» **TO DO**: For the entries that follow, set down each one exactly and drop any pictures.

» **Stored records**:
_ _ _ _ _ _ _

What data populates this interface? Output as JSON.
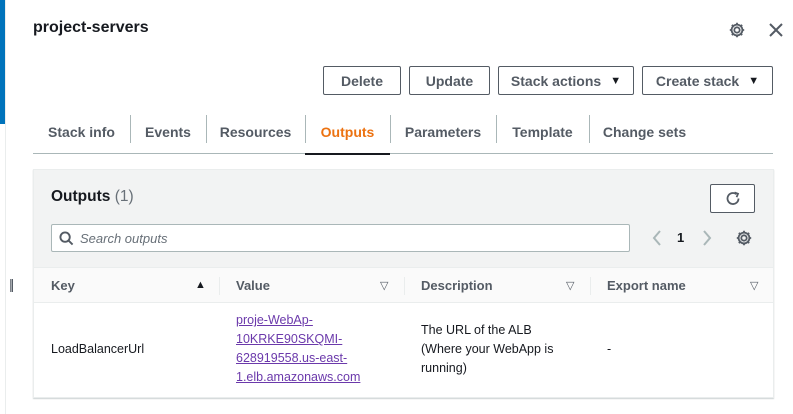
{
  "header": {
    "title": "project-servers"
  },
  "toolbar": {
    "delete_label": "Delete",
    "update_label": "Update",
    "stack_actions_label": "Stack actions",
    "create_stack_label": "Create stack"
  },
  "tabs": [
    {
      "label": "Stack info"
    },
    {
      "label": "Events"
    },
    {
      "label": "Resources"
    },
    {
      "label": "Outputs",
      "active": true
    },
    {
      "label": "Parameters"
    },
    {
      "label": "Template"
    },
    {
      "label": "Change sets"
    }
  ],
  "outputs": {
    "title": "Outputs",
    "count": "(1)",
    "search_placeholder": "Search outputs",
    "page_number": "1",
    "columns": [
      "Key",
      "Value",
      "Description",
      "Export name"
    ],
    "rows": [
      {
        "key": "LoadBalancerUrl",
        "value_lines": [
          "proje-WebAp-",
          "10KRKE90SKQMI-",
          "628919558.us-east-",
          "1.elb.amazonaws.com"
        ],
        "description_lines": [
          "The URL of the ALB",
          "(Where your WebApp is",
          "running)"
        ],
        "export_name": "-"
      }
    ]
  },
  "colors": {
    "active_tab": "#ec7211",
    "link": "#6b39ab",
    "accent_bar": "#0073bb",
    "text": "#16191f",
    "muted_text": "#545b64"
  },
  "icons": {
    "settings": "gear-icon",
    "close": "close-icon",
    "refresh": "refresh-icon",
    "search": "search-icon",
    "prev": "chevron-left-icon",
    "next": "chevron-right-icon",
    "dropdown": "caret-down-icon",
    "sort_ascending": "sort-ascending-icon",
    "sort_descending": "sort-descending-icon",
    "resize": "resize-handle-icon"
  }
}
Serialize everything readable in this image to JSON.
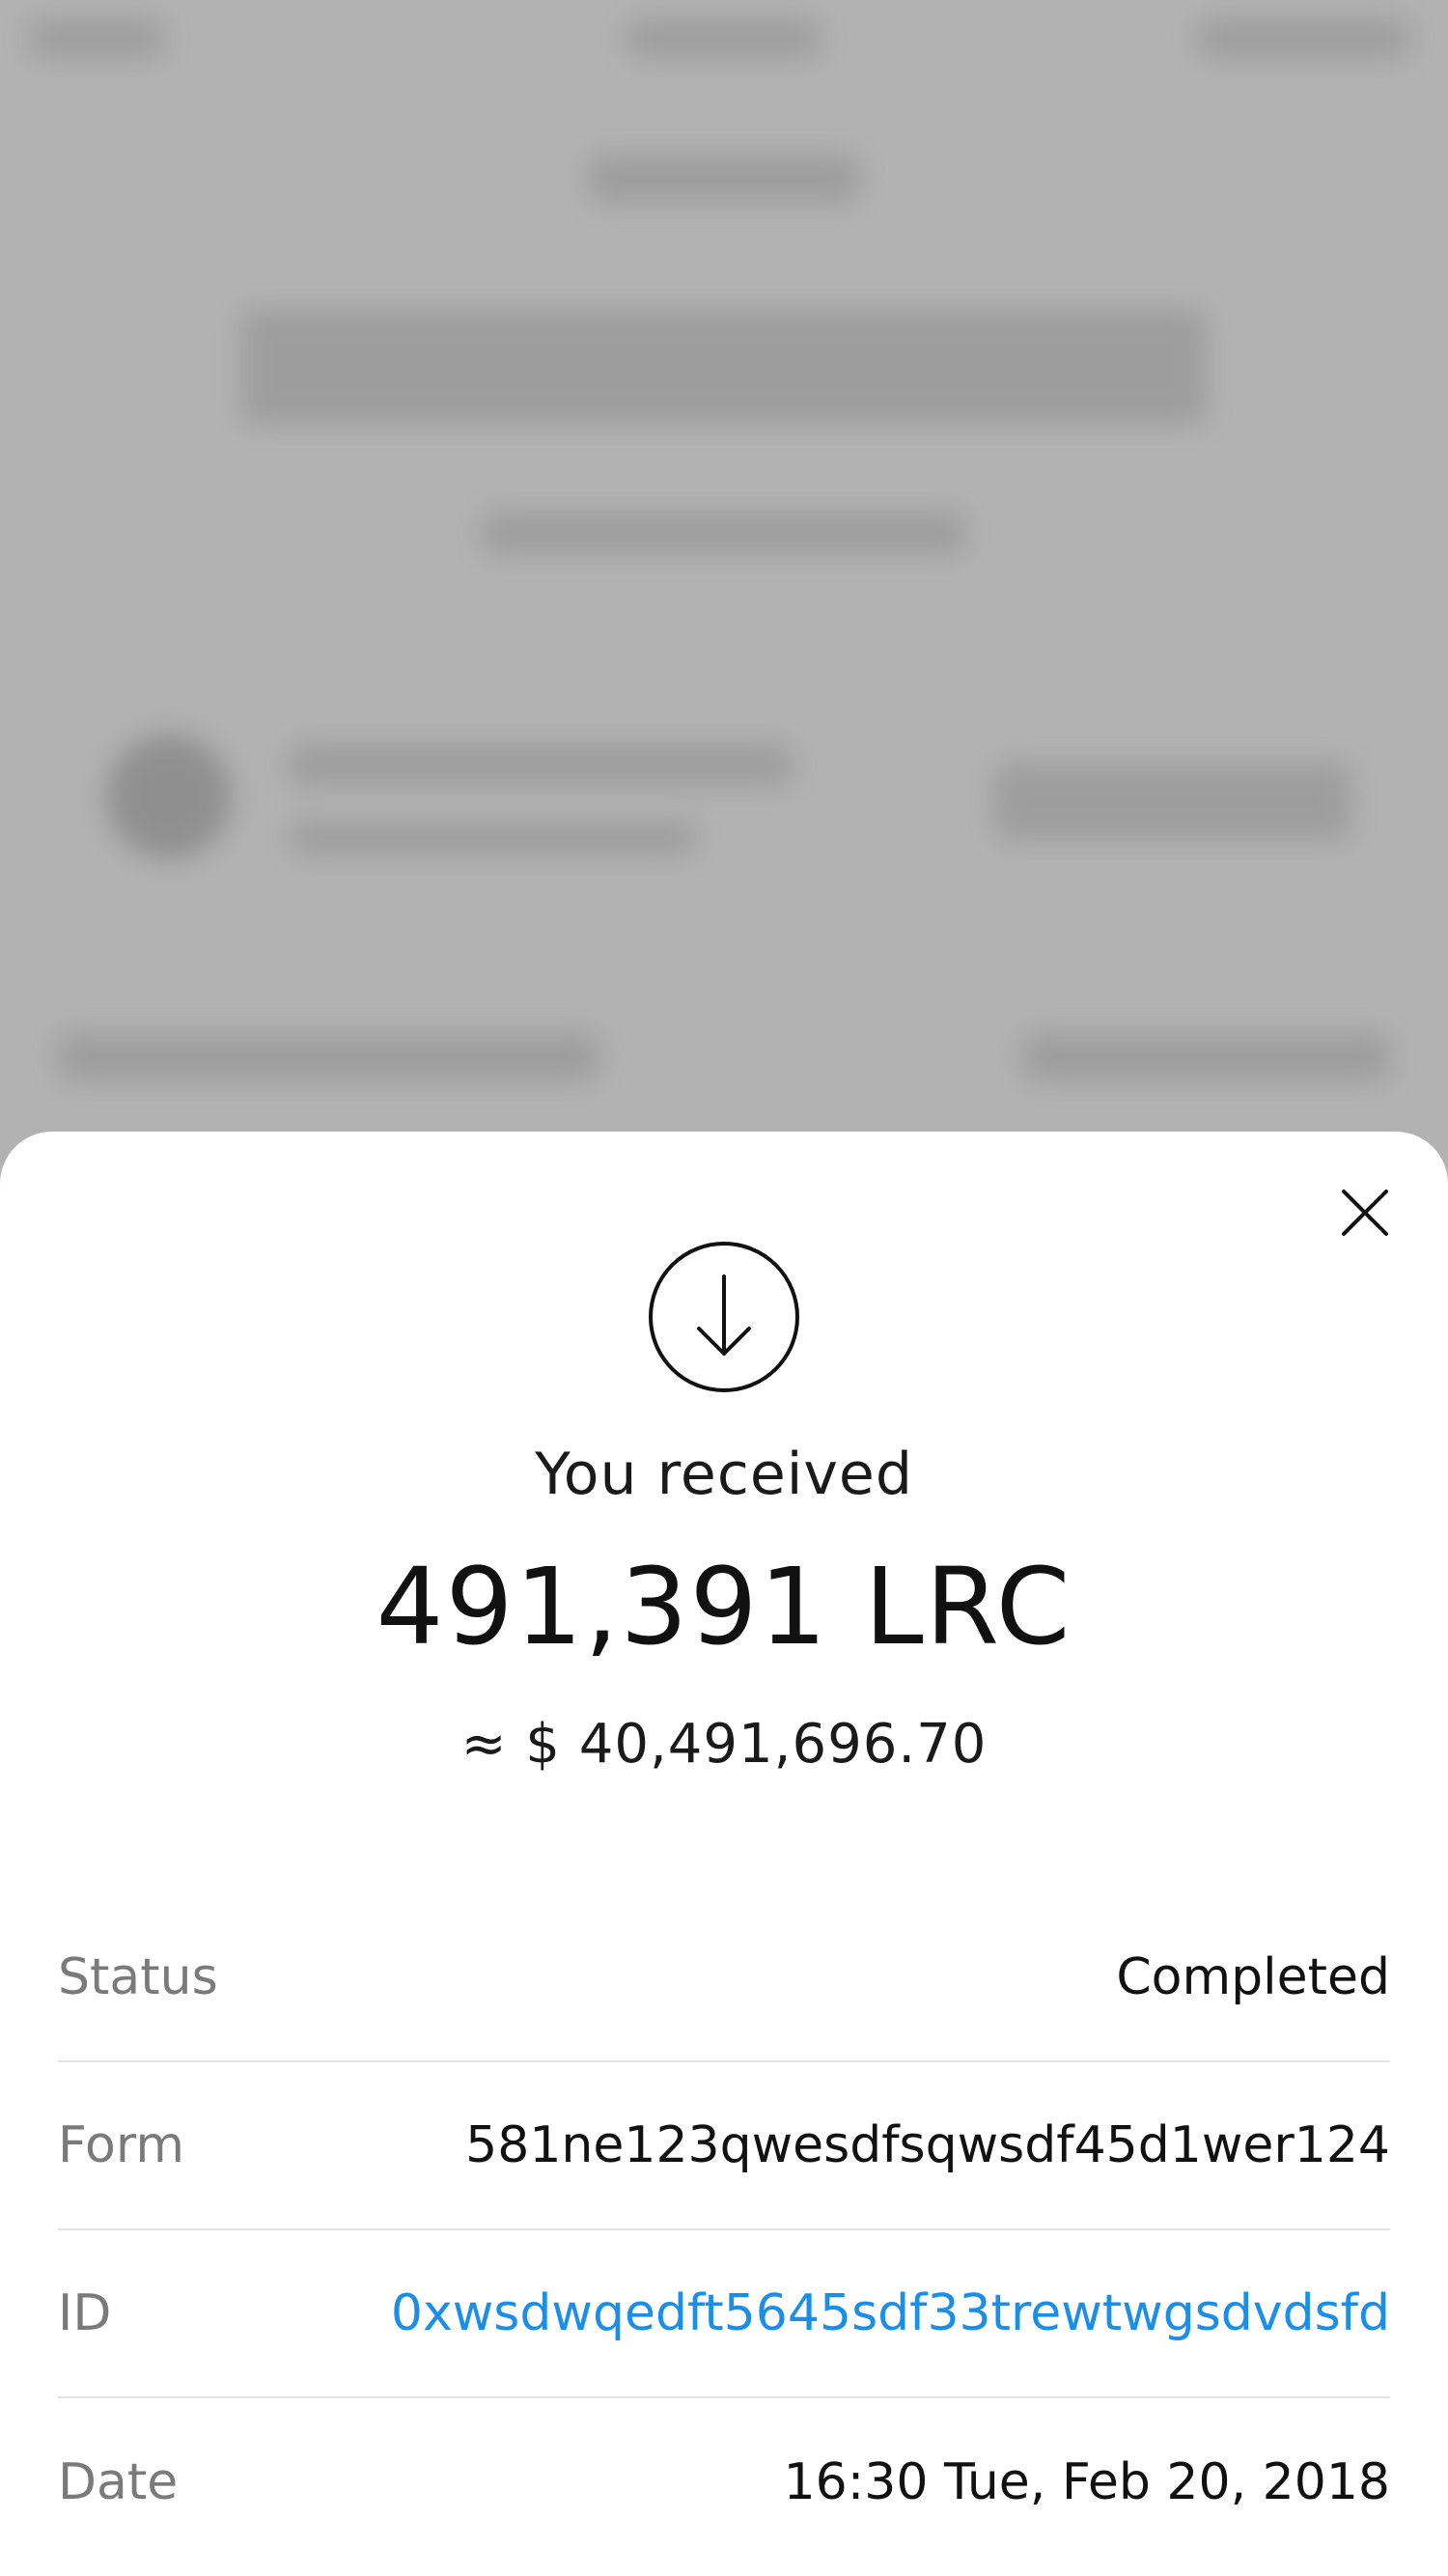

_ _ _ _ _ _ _

» **THE COMPLETED TASK**:
What data populates this interface? Output as JSON.
{
  "header": {
    "title": "project-servers"
  },
  "toolbar": {
    "delete_label": "Delete",
    "update_label": "Update",
    "stack_actions_label": "Stack actions",
    "create_stack_label": "Create stack"
  },
  "tabs": [
    {
      "label": "Stack info"
    },
    {
      "label": "Events"
    },
    {
      "label": "Resources"
    },
    {
      "label": "Outputs",
      "active": true
    },
    {
      "label": "Parameters"
    },
    {
      "label": "Template"
    },
    {
      "label": "Change sets"
    }
  ],
  "outputs": {
    "title": "Outputs",
    "count": "(1)",
    "search_placeholder": "Search outputs",
    "page_number": "1",
    "columns": [
      "Key",
      "Value",
      "Description",
      "Export name"
    ],
    "rows": [
      {
        "key": "LoadBalancerUrl",
        "value_lines": [
          "proje-WebAp-",
          "10KRKE90SKQMI-",
          "628919558.us-east-",
          "1.elb.amazonaws.com"
        ],
        "description_lines": [
          "The URL of the ALB",
          "(Where your WebApp is",
          "running)"
        ],
        "export_name": "-"
      }
    ]
  },
  "colors": {
    "active_tab": "#ec7211",
    "link": "#6b39ab",
    "accent_bar": "#0073bb",
    "text": "#16191f",
    "muted_text": "#545b64"
  },
  "icons": {
    "settings": "gear-icon",
    "close": "close-icon",
    "refresh": "refresh-icon",
    "search": "search-icon",
    "prev": "chevron-left-icon",
    "next": "chevron-right-icon",
    "dropdown": "caret-down-icon",
    "sort_ascending": "sort-ascending-icon",
    "sort_descending": "sort-descending-icon",
    "resize": "resize-handle-icon"
  }
}
Serialize everything readable in this image to JSON.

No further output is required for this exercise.